The Physical Training and Recreation Act 1937 extended these provisions to young people and adults not in full-time education. This extension was suspended during the Second World War and the 1944 Education Act limited the use of facilities to those attending educational institutions.
- papers on the provision by LEAs of community centres, playing fields, swimming baths, recreation centres and courses 1937 to 1940 in ED 56
Responsibility for post-school social and recreational training passed to the Further Education Branch of the Ministry of Education in 1945.
8. Nursery education
8.1 Nursery education before the Second World War
Nursery schools were first established by voluntary effort at the beginning of the 20th century. Following the creation of the Medical Branch in 1907, government attention initially focused on nursery provision for ‘neglected’ children in deprived areas.
Under the 1918 and 1921 Education Acts local education authorities could provide or aid the provision of nursery schools and classes for children aged two to five.
Government grants also became available from 1919 but the development of nursery provision was hampered by financial crises.
Expansion was urged by a joint Ministry of Health and Board of Education circular of 1929. This was:
- encouraged by the report of the Consultative Committee on Infant and Nursery Education in 1933 (Hadow Committee)
- further emphasised by a 1936 LEA survey on the need for nursery provision for the under-fives
For related records browse:
- nursery education general files in ED 102 for regulations, circulars, letters, administrative memoranda, and correspondence with other departments on matters of common policy
- LEA files on nursery education in ED 66 for proposals to establish nursery schools and classes, correspondence relating to expenditure, policy and individual schools
- papers of the 1933 Hadow Committee in ED 10/149-150
Search by name of nursery within ED 69 for files on individual nursery schools.
8.2 Nursery expansion during the Second World War
It was only with the wartime emergency that greater provision was made for nursery-aged children from a wider range of backgrounds. The Second World War led to the establishment of:
- nursery centres in evacuation reception areas
- day nurseries for the children of women war workers
- evening play centres for children of school age whose mothers were war workers
- surviving LEA files in ED 66

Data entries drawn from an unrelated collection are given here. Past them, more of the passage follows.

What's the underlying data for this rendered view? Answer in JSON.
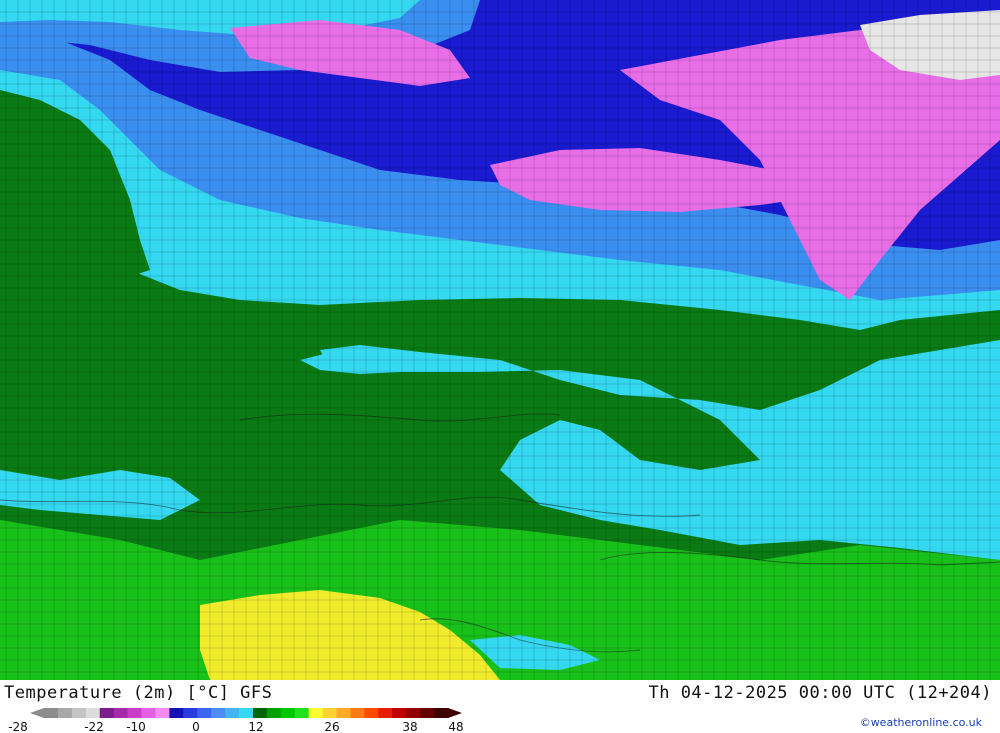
{
  "header": {
    "title": "Temperature (2m) [°C] GFS",
    "run_info": "Th 04-12-2025 00:00 UTC (12+204)",
    "credit": "©weatheronline.co.uk"
  },
  "legend": {
    "tick_labels": [
      "-28",
      "-22",
      "-10",
      "0",
      "12",
      "26",
      "38",
      "48"
    ],
    "colors": [
      "#8c8c8c",
      "#a8a8a8",
      "#c4c4c4",
      "#dcdcdc",
      "#7a1f8a",
      "#a32aa8",
      "#c83ec8",
      "#e260e2",
      "#f48cf4",
      "#1414b4",
      "#2a3ce0",
      "#3c64f0",
      "#4c8cf4",
      "#44b4f4",
      "#38d8f4",
      "#006400",
      "#00a000",
      "#00c800",
      "#22e01e",
      "#ffff32",
      "#ffd232",
      "#ffaa28",
      "#ff7a14",
      "#ff4800",
      "#e61e00",
      "#c00000",
      "#900000",
      "#640000",
      "#3c0000"
    ]
  },
  "map": {
    "value_field_note_colors": {
      "vcold": "#e86ee8",
      "cold": "#1a1ad0",
      "cool": "#3a8ef0",
      "chill": "#34d8f0",
      "mild": "#0a7a14",
      "warm": "#18c01a",
      "hot": "#f0ec2c"
    }
  }
}
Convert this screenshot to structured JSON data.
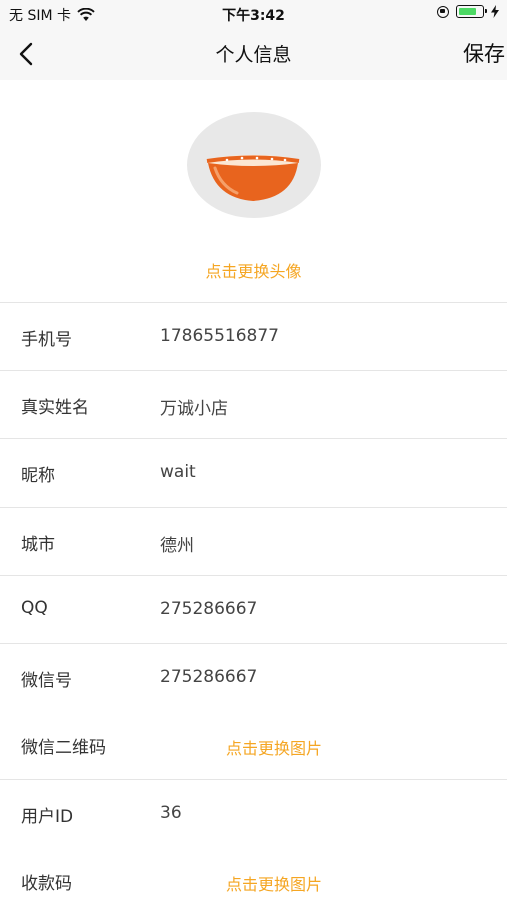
{
  "status_bar": {
    "carrier": "无 SIM 卡",
    "time": "下午3:42"
  },
  "nav": {
    "title": "个人信息",
    "save_label": "保存"
  },
  "avatar": {
    "change_label": "点击更换头像"
  },
  "form": {
    "phone": {
      "label": "手机号",
      "value": "17865516877"
    },
    "real_name": {
      "label": "真实姓名",
      "value": "万诚小店"
    },
    "nickname": {
      "label": "昵称",
      "value": "wait"
    },
    "city": {
      "label": "城市",
      "value": "德州"
    },
    "qq": {
      "label": "QQ",
      "value": "275286667"
    },
    "wechat_id": {
      "label": "微信号",
      "value": "275286667"
    },
    "wechat_qr": {
      "label": "微信二维码",
      "link": "点击更换图片"
    },
    "user_id": {
      "label": "用户ID",
      "value": "36"
    },
    "payment_code": {
      "label": "收款码",
      "link": "点击更换图片"
    }
  },
  "colors": {
    "accent": "#f5a623",
    "bowl": "#e8641e",
    "battery": "#4cd964"
  }
}
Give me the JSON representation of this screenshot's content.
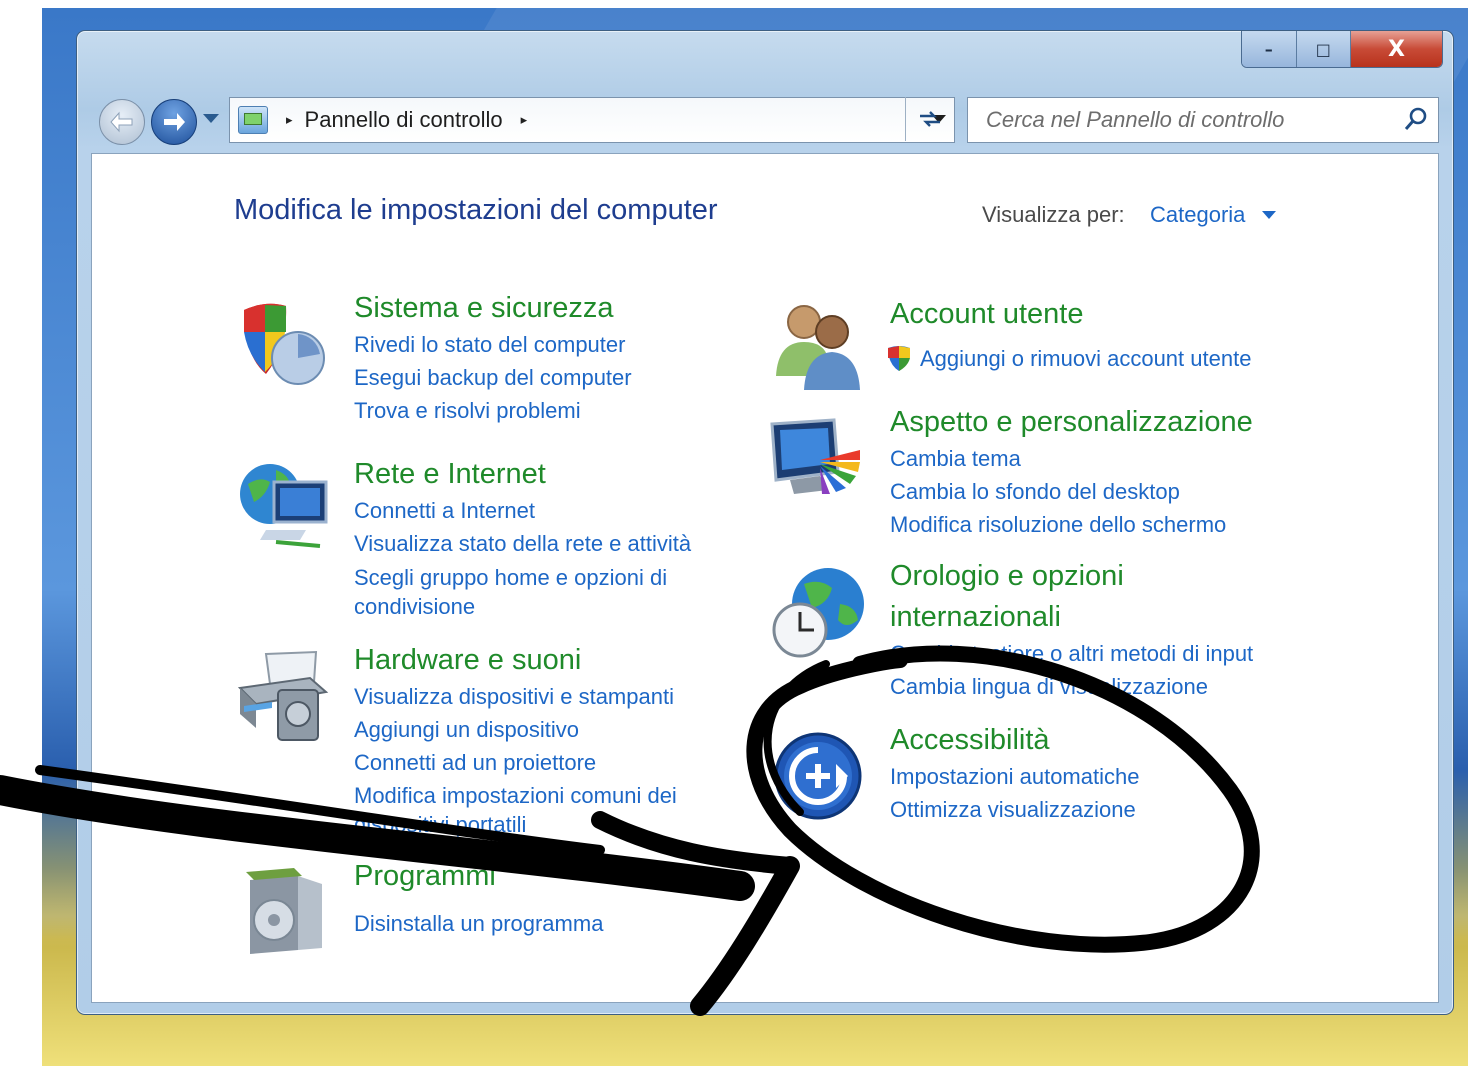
{
  "window": {
    "caption": {
      "minimize": "–",
      "maximize": "□",
      "close": "X"
    }
  },
  "navigation": {
    "address_crumb": "Pannello di controllo",
    "crumb_separator": "▸",
    "search_placeholder": "Cerca nel Pannello di controllo"
  },
  "main": {
    "title": "Modifica le impostazioni del computer",
    "view_by_label": "Visualizza per:",
    "view_by_value": "Categoria"
  },
  "categories": {
    "system": {
      "title": "Sistema e sicurezza",
      "links": [
        "Rivedi lo stato del computer",
        "Esegui backup del computer",
        "Trova e risolvi problemi"
      ]
    },
    "network": {
      "title": "Rete e Internet",
      "links": [
        "Connetti a Internet",
        "Visualizza stato della rete e attività",
        "Scegli gruppo home e opzioni di",
        "condivisione"
      ]
    },
    "hardware": {
      "title": "Hardware e suoni",
      "links": [
        "Visualizza dispositivi e stampanti",
        "Aggiungi un dispositivo",
        "Connetti ad un proiettore",
        "Modifica impostazioni comuni dei",
        "dispositivi portatili"
      ]
    },
    "programs": {
      "title": "Programmi",
      "links": [
        "Disinstalla un programma"
      ]
    },
    "accounts": {
      "title": "Account utente",
      "links": [
        "Aggiungi o rimuovi account utente"
      ]
    },
    "appearance": {
      "title": "Aspetto e personalizzazione",
      "links": [
        "Cambia tema",
        "Cambia lo sfondo del desktop",
        "Modifica risoluzione dello schermo"
      ]
    },
    "clock": {
      "title_lines": [
        "Orologio e opzioni",
        "internazionali"
      ],
      "links": [
        "Cambia tastiere o altri metodi di input",
        "Cambia lingua di visualizzazione"
      ]
    },
    "accessibility": {
      "title": "Accessibilità",
      "links": [
        "Impostazioni automatiche",
        "Ottimizza visualizzazione"
      ]
    }
  },
  "colors": {
    "category_title": "#1f8a2a",
    "link": "#1d67c6",
    "page_title": "#1e3d8f",
    "annotation_ink": "#000000"
  },
  "icons": {
    "system": "shield-icon",
    "network": "network-globe-icon",
    "hardware": "printer-icon",
    "programs": "software-box-icon",
    "accounts": "users-icon",
    "appearance": "monitor-palette-icon",
    "clock": "globe-clock-icon",
    "accessibility": "ease-of-access-icon",
    "uac": "uac-shield-icon"
  }
}
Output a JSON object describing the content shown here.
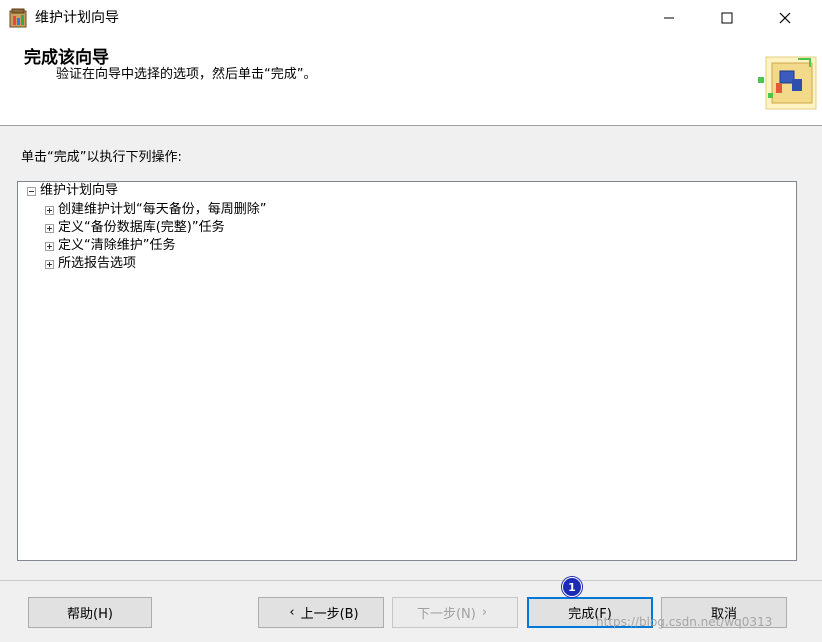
{
  "window": {
    "title": "维护计划向导",
    "icon": "wizard-app-icon",
    "controls": [
      "minimize-icon",
      "maximize-icon",
      "close-icon"
    ]
  },
  "header": {
    "title": "完成该向导",
    "subtitle": "验证在向导中选择的选项，然后单击“完成”。",
    "art": "wizard-graphic-icon"
  },
  "instruction": "单击“完成”以执行下列操作:",
  "tree": {
    "root": "维护计划向导",
    "children": [
      "创建维护计划“每天备份，每周删除”",
      "定义“备份数据库(完整)”任务",
      "定义“清除维护”任务",
      "所选报告选项"
    ]
  },
  "buttons": {
    "help": "帮助(H)",
    "back": "上一步(B)",
    "next": "下一步(N)",
    "finish": "完成(F)",
    "cancel": "取消"
  },
  "badge": "1",
  "watermark": "https://blog.csdn.net/wq0313",
  "colors": {
    "window_bg": "#f0f0f0",
    "focus_border": "#0078d7",
    "badge": "#1c2bb5"
  }
}
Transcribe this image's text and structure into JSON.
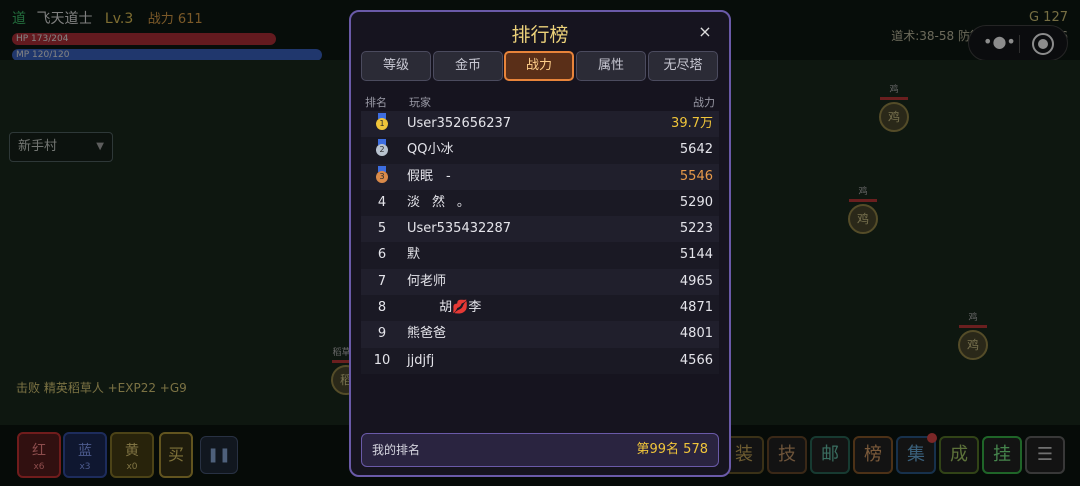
{
  "hud": {
    "class_label": "道",
    "player_name": "飞天道士",
    "level": "Lv.3",
    "power": "战力 611",
    "hp": "HP 173/204",
    "mp": "MP 120/120",
    "hp_fraction": 0.848,
    "mp_fraction": 1.0,
    "gold": "G 127",
    "stats_line": "道术:38-58 防御:24-37 魔防:16",
    "capsule": {
      "more_icon": "•●•",
      "record_icon": "record-icon"
    }
  },
  "map": {
    "selected": "新手村",
    "arrow": "▼"
  },
  "monsters": [
    {
      "name": "鸡",
      "glyph": "鸡"
    },
    {
      "name": "鸡",
      "glyph": "鸡"
    },
    {
      "name": "鸡",
      "glyph": "鸡"
    },
    {
      "name": "稻草人",
      "glyph": "稻"
    }
  ],
  "battle_log": "击败 精英稻草人 +EXP22 +G9",
  "bottom": {
    "potions": [
      {
        "label": "红",
        "count": "x6"
      },
      {
        "label": "蓝",
        "count": "x3"
      },
      {
        "label": "黄",
        "count": "x0"
      }
    ],
    "buy": "买",
    "pause": "❚❚",
    "functions": [
      "装",
      "技",
      "邮",
      "榜",
      "集",
      "成",
      "挂",
      "☰"
    ]
  },
  "leaderboard": {
    "title": "排行榜",
    "close": "×",
    "tabs": [
      "等级",
      "金币",
      "战力",
      "属性",
      "无尽塔"
    ],
    "active_tab": "战力",
    "headers": {
      "rank": "排名",
      "player": "玩家",
      "power": "战力"
    },
    "rows": [
      {
        "rank": "1",
        "name": "User352656237",
        "power": "39.7万"
      },
      {
        "rank": "2",
        "name": "QQ小冰",
        "power": "5642"
      },
      {
        "rank": "3",
        "name": "假眠　-",
        "power": "5546"
      },
      {
        "rank": "4",
        "name": "淡ᅟ然ᅟ。",
        "power": "5290"
      },
      {
        "rank": "5",
        "name": "User535432287",
        "power": "5223"
      },
      {
        "rank": "6",
        "name": "默",
        "power": "5144"
      },
      {
        "rank": "7",
        "name": "何老师",
        "power": "4965"
      },
      {
        "rank": "8",
        "name": "ᅟ ᅟ 胡💋李",
        "power": "4871"
      },
      {
        "rank": "9",
        "name": "熊爸爸",
        "power": "4801"
      },
      {
        "rank": "10",
        "name": "jjdjfj",
        "power": "4566"
      }
    ],
    "my_rank": {
      "label": "我的排名",
      "value": "第99名  578"
    }
  },
  "colors": {
    "modal_border": "#6a5aa8",
    "title_gold": "#ecd27a",
    "active_tab": "#e8843a"
  }
}
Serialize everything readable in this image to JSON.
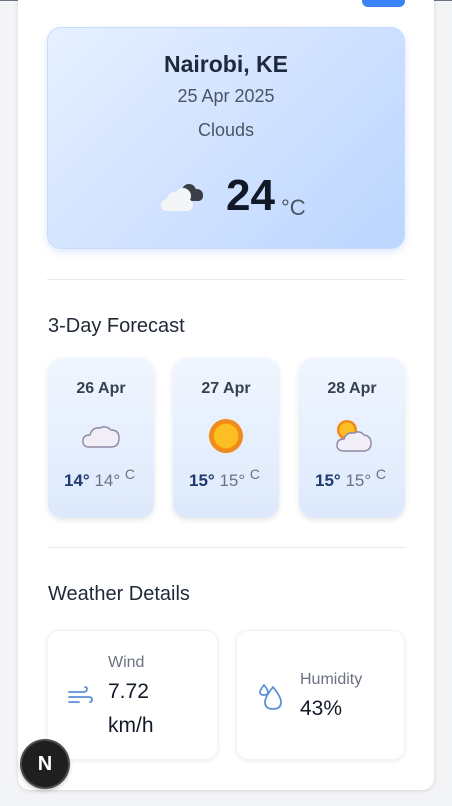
{
  "current": {
    "city": "Nairobi, KE",
    "date": "25 Apr 2025",
    "condition": "Clouds",
    "temp": "24",
    "unit": "°C",
    "icon": "clouds-icon"
  },
  "forecast": {
    "title": "3-Day Forecast",
    "days": [
      {
        "date": "26 Apr",
        "hi": "14°",
        "lo": "14°",
        "unit": "C",
        "icon": "cloud-icon"
      },
      {
        "date": "27 Apr",
        "hi": "15°",
        "lo": "15°",
        "unit": "C",
        "icon": "sun-icon"
      },
      {
        "date": "28 Apr",
        "hi": "15°",
        "lo": "15°",
        "unit": "C",
        "icon": "partly-cloudy-icon"
      }
    ]
  },
  "details": {
    "title": "Weather Details",
    "wind": {
      "label": "Wind",
      "value": "7.72",
      "unit": "km/h",
      "icon": "wind-icon"
    },
    "humidity": {
      "label": "Humidity",
      "value": "43%",
      "icon": "humidity-icon"
    }
  },
  "fab": {
    "label": "N"
  },
  "colors": {
    "accent": "#3b82f6",
    "icon_blue": "#5b8fd6",
    "sun": "#f59e0b"
  }
}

- the ‘under fives’ sections of the wartime history of education in ED 138 for evidence of activities at individual schools and in different parts of the country
- documents relating to the provision of evening play centres in ED 65
8.3 Post-war expansion and research
The post-war ‘baby boom’ increased the number of pre-school children and encouraged the expansion of nursery provision.
The 1944 Education Act extended the provision of nursery schools and classes. LEAs were asked to include such provision in their development plans for post-war education which are in ED 152.
The 1967 report Children and their Primary Schools (or the Plowden Report) included numerous recommendations for the expansion of nursery education. Related papers are in ED 207/6-7 and ED 207/122-124.
The need to expand nursery accommodation encouraged research into nursery care. For information on research into this area between 1968 and 1984:
The School Census (Form 7) Datasets in CRDA 13/ED 267 contain statistical details of nursery schools. You can sometimes identify entries for individual schools by using the Register of Educational Establishments in CRDA 47/NV 2.
9. Further reading
Read Education and the State from 1833, by Ann Morton (PRO 1997) for background information and for guidance on other original sources.
The School Health Service, 1908-1974, a report by the Chief Medical Officer of the Department of Education and Science, published in 1975.